## Try it
Only the lines containing "true" belong in the answer; find them in the material below.

## Exercise data

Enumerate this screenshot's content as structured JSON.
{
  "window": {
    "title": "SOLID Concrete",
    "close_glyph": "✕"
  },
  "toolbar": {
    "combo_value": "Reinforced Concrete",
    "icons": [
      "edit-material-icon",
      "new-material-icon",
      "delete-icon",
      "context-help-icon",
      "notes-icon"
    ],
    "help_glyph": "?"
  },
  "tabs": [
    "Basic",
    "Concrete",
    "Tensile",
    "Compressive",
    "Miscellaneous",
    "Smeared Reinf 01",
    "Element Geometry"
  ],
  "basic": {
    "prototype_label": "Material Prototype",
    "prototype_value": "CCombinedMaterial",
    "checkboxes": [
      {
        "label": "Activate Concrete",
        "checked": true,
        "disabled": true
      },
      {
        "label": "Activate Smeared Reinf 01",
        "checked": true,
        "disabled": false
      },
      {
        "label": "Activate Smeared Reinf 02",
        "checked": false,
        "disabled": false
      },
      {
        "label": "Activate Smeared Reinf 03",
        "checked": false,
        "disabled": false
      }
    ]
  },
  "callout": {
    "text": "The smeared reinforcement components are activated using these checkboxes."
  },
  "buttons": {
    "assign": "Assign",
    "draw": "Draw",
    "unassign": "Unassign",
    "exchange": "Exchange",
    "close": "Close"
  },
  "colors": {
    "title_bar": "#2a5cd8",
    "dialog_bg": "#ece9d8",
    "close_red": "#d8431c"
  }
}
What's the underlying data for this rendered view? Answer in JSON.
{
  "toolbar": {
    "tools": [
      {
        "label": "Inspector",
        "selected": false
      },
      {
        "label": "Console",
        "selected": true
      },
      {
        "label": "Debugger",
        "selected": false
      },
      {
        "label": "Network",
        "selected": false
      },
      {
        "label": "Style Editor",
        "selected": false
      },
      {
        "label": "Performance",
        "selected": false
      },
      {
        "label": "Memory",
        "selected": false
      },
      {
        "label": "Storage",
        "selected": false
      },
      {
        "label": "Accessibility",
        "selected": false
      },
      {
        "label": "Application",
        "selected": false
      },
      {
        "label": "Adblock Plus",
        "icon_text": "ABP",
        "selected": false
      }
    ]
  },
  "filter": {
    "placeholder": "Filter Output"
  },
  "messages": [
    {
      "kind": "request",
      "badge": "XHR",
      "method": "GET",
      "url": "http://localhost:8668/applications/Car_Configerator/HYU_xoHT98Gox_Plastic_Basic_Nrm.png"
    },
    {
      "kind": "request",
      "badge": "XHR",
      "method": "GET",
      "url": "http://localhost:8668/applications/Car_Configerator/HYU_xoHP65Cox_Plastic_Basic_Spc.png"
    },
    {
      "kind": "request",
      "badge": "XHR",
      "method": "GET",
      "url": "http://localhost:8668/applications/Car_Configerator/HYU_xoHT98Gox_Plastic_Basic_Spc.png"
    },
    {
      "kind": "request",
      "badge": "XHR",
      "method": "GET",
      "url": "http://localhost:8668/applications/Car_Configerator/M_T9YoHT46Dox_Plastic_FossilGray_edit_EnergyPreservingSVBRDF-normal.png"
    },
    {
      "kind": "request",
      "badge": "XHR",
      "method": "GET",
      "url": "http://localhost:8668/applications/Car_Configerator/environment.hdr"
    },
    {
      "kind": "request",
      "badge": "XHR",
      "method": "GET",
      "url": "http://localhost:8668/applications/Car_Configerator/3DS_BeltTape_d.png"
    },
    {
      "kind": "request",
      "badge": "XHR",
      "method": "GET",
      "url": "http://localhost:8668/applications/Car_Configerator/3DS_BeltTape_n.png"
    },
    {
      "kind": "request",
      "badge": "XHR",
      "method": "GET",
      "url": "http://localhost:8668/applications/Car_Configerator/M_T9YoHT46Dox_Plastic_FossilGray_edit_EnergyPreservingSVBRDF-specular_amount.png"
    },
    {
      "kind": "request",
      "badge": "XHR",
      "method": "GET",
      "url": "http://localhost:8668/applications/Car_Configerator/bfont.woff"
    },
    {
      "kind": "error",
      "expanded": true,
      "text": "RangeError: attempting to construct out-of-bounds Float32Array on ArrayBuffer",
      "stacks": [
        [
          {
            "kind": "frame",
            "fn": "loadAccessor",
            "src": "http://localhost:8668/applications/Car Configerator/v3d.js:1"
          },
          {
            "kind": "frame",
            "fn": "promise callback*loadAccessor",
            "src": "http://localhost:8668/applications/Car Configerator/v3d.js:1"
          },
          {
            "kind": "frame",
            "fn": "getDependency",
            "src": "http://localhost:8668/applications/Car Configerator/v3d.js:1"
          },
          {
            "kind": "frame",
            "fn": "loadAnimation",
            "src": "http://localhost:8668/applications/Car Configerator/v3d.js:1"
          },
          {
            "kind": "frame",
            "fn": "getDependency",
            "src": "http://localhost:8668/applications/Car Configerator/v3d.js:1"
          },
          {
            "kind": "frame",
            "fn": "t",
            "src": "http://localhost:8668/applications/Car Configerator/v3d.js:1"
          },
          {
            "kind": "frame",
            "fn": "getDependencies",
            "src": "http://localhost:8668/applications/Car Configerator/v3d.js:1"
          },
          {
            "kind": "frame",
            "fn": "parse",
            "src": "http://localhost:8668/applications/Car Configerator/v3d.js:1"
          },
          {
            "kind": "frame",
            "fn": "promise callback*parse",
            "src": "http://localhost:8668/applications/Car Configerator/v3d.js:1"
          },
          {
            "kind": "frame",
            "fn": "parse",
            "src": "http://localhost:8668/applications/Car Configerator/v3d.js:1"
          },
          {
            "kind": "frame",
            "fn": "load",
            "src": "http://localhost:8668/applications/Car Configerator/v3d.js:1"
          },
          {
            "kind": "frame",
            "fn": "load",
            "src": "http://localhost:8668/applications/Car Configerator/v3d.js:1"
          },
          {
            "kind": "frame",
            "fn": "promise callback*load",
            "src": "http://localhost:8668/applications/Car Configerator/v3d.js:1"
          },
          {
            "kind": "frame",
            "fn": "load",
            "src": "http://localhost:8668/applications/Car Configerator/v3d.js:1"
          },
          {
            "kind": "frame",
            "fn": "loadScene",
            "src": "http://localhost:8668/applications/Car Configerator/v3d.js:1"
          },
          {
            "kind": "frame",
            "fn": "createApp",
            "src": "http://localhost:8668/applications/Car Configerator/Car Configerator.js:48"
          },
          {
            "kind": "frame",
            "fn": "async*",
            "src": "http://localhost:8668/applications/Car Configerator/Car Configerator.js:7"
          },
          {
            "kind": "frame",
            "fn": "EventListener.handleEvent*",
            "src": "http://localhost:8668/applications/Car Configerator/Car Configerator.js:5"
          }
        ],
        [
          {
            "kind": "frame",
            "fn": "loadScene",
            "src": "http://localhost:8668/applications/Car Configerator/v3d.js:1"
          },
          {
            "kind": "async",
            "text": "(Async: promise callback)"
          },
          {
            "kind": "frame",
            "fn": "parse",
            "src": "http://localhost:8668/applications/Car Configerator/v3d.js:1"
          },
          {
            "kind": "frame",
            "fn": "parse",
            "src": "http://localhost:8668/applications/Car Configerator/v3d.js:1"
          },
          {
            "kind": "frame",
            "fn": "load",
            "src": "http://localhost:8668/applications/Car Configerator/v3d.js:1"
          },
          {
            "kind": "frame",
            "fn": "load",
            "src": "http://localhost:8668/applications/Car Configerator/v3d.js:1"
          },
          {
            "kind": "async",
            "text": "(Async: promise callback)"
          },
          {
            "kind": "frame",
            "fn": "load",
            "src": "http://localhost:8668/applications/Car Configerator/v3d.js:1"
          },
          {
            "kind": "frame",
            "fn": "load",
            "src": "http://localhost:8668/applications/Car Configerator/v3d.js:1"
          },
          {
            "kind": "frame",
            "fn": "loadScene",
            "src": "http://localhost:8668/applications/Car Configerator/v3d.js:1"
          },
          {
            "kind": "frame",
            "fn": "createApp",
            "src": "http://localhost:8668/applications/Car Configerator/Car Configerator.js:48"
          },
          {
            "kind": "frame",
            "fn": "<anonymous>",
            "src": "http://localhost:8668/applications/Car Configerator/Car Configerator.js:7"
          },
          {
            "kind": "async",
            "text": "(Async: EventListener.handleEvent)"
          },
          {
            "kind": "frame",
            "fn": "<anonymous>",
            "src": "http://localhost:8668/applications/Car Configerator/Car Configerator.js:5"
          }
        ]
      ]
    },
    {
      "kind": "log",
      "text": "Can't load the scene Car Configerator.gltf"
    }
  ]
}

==

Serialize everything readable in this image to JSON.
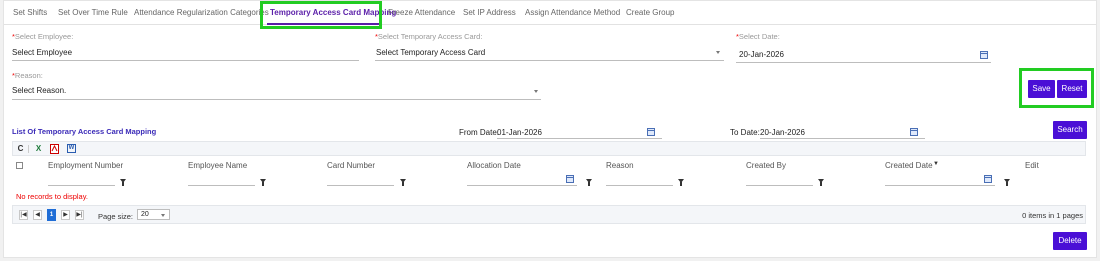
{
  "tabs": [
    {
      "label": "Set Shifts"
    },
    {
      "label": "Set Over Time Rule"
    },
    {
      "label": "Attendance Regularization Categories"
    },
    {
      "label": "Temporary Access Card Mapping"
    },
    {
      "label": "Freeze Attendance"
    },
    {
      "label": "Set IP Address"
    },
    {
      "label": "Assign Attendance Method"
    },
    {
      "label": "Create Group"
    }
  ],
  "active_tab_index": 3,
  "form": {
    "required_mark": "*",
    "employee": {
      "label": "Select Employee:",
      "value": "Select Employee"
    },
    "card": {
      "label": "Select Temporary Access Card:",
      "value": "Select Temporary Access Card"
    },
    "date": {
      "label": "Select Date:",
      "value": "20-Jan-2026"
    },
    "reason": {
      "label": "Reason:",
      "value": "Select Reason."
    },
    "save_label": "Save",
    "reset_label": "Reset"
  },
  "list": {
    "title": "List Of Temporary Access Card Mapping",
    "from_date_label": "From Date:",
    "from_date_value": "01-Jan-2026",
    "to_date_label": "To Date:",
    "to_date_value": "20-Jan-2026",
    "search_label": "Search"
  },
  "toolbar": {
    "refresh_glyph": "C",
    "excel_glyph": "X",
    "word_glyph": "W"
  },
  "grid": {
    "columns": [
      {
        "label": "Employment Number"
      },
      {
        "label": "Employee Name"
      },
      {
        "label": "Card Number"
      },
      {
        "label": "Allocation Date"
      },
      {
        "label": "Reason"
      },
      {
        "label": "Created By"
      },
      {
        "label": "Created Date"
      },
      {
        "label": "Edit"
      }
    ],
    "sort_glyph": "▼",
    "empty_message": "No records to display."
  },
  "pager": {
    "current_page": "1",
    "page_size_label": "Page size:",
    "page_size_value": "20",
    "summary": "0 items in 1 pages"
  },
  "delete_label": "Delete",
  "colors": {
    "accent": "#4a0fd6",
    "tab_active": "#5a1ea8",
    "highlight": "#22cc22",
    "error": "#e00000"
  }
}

## Task answer
        "checked": true,
        "disabled": true
        "checked": true,
        "selected": true
      "expanded": true,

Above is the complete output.